Daniel Smith, general counsel, Sen. Patricia Jehlen: General counsels are the people in the offices of lawmakers and policy officials expected to know every last detail and ramification of the laws governing their bosses’ area of authority. As Sen. Jehlen’s general counsel, Mr. Smith was by her side when the Marijuana Policy Committee wrote the law at the centerpiece of today’s forum.

Panel Two
Dr. Karen Munkacy, CEO of Garden Remedies in Newton, a medical dispensary: Ms. Munkacy comes to her current position via her battle with breast cancer, which taught her the value of marijuana in caregiving. As both an entrepreneur and a doctor with medical-school teaching experience, she’s uniquely situated to discuss the present and future of medical marijuana.

Laura Davis, director of compliance, Good Chemistry: Ms. Davis has done much of her work overseeing compliance with health, safety and environmental regulation for companies building spacecraft and space telescopes. For instance, she oversaw the handing of beryllium in the construction of the James Webb space scope, the most powerful ever built. She’s transferred her expertise to compliance in the marijuana industry, which must observe regulations from fire safety to solvent handing to appropriate disposal of degraded product.

Tim Keogh, President and CEO, Americann Massachusetts: Mr. Keough was selling and developing Florida real estate when his friend passed away from stomach cancer. Like numerous other industry leaders, his experience compelled him to join the new industry, and he became a lobbyist for, and cultivator of, medical marijuana in Rhode Island. He then cofounded Americann, which is spearheading the construction of the largest medical cultivation facility in the country, in Freetown.

Jim Borghesani (moderator), Marijuana Policy Project: Mr. Borghesani became the most recognizable public face of legal-weed advocacy during the Yes on 4 campaign, and has evolved his role into making the case for acceptance of the industry at the local level and its maximum encouragement as policy and regulations are developed.

The Regulators
Legislative wrangling over how to oversee the expanded marijuana industry seemed neverending, but finally did wrap up in mid-July with approval of a law creating the five-member Cannabis Control Commission, appointed by the governor, treasurer and attorney general. Members of the CCC, which began meeting in September:

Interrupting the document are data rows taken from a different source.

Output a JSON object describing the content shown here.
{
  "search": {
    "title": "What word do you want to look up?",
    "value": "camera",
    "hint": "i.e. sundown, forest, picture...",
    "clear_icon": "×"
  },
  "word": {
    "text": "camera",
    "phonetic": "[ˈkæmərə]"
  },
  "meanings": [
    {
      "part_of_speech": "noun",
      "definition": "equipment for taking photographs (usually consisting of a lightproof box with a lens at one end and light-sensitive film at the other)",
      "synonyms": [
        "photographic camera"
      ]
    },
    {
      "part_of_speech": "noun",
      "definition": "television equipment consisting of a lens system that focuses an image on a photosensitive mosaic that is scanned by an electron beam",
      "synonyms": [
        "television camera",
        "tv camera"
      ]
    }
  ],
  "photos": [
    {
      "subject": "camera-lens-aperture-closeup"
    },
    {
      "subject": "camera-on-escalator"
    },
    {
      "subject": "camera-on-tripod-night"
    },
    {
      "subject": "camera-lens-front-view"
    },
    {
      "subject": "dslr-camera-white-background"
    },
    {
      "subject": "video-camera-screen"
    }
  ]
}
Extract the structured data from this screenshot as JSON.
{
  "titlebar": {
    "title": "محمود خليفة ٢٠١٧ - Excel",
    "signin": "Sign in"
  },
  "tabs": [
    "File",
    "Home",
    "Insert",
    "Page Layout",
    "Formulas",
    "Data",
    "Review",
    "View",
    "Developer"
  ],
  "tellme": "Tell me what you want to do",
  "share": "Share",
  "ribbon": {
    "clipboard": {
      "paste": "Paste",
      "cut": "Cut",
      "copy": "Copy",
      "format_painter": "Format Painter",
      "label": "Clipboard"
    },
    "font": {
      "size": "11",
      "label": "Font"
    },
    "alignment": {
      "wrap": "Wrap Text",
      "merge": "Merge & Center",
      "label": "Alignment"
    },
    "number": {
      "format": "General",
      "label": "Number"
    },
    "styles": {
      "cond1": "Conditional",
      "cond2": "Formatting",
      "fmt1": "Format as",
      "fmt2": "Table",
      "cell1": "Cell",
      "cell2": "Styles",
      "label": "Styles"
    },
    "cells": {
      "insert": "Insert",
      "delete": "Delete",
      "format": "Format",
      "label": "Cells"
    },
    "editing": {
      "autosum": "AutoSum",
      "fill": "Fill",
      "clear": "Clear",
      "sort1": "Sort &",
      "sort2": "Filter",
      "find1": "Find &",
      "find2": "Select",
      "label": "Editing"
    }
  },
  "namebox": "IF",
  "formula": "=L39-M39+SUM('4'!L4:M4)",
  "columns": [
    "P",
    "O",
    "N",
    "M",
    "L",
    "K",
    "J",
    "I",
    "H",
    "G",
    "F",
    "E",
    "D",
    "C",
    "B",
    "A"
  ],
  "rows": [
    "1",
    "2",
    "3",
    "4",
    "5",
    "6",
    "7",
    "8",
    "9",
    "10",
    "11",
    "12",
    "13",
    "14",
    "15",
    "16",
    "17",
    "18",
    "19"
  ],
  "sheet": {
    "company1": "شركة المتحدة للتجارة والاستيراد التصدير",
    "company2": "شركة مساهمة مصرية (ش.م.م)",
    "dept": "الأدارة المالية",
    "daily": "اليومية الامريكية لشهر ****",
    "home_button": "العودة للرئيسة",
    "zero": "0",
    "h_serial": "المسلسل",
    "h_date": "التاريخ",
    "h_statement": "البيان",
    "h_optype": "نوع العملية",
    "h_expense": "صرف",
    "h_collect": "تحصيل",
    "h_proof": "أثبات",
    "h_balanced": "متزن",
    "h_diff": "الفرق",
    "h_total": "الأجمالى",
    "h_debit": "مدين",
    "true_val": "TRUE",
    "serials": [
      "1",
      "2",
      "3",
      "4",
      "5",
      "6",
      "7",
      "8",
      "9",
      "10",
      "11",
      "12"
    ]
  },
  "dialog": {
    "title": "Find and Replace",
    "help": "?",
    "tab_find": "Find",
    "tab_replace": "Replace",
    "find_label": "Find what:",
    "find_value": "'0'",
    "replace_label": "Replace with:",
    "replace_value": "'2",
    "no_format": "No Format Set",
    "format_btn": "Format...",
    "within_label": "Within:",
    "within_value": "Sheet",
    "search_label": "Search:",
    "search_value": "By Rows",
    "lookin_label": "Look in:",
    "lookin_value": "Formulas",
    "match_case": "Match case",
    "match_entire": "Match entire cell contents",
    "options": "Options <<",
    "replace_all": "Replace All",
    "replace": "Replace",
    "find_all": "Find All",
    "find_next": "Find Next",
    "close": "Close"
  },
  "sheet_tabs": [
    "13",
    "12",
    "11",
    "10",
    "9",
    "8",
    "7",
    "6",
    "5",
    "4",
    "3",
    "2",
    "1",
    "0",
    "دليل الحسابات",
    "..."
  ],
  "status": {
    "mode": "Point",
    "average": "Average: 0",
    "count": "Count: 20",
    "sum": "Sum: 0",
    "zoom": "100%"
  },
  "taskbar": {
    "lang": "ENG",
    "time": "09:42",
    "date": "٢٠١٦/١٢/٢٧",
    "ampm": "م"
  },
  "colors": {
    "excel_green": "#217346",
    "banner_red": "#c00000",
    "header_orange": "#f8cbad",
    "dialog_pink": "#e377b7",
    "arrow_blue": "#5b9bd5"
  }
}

The Local Level
As of mid November, 35 communities had adopted permanent bans on retail shops and 89 had adopted temporary moratoriums on retail sales. The resistance to sales outlets is developing as a major obstacle to the development of a vigorous industry that can successfully subsume the black market. The number of communities that have blocked sales, temporarily or permanently, exceeds the number of places that voted “No” on Question 4 – 87.